After his military service, where he served as an artist in the United States Air Force, proving his love and loyalty to his adoptive country and fellow G.I.'s, Gustav settled in New York, where upon establishing a studio in Carnegie Hall he began doing commissioned work and independent painting.
Until his death in July 1995, Rehberger taught portrait painting, composition, figure drawing, and figure painting at the Art Student's League in New York, where he became a living legend, the absolute idol of those he taught. If ever his students wondered why Rehberger's art was distinguished by powerful structural composition, they soon learned that by abandoning the sacrosanct rules of classical tradition to follow his own moods and whims he remained distinctively Rehberger.
Gustav Rehberger will be missed by art students from all over the world. But he will not be forgotten by them. In attending to their own careers surely they will hearken to and heed the words of the master who beyond the grave will uncompromisingly admonish, 'It is the concept that is the all-important core of a picture. No amount of good painting will redeem a poor conception. And remember that worthwhile art is never achieved by mere accident.'"
Julie Charles. "Gustav Rehberger 1910–1995." Austria Kultur, July/August
Jacques Seligmann Gallery
FOR IMMEDIATE RELEASE: "Seligmann Gallery Announces Major, One-Man Exhibition of Paintings and Drawings by Gustav Rehberger.
In the world of Contemporary Art, wherein the issue of minds and hands seemingly devoid of feeling is highly prized and eloquently rationalized, Gustav Rehberger is a rare and miraculous anomaly."

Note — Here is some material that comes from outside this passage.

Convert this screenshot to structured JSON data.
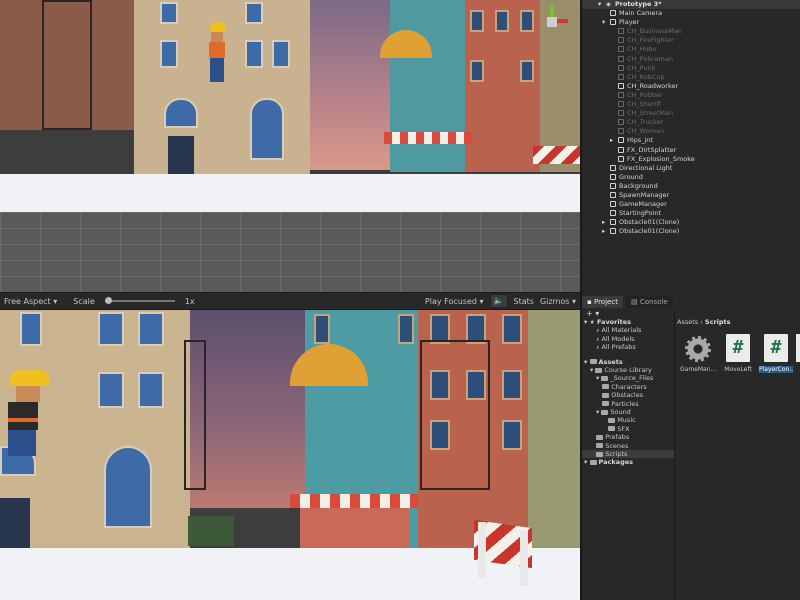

"Portrait of an Artist"
J.D. Charles. "Portrait of an Artist." Phi Lambda Kappa Quarterly. October 1966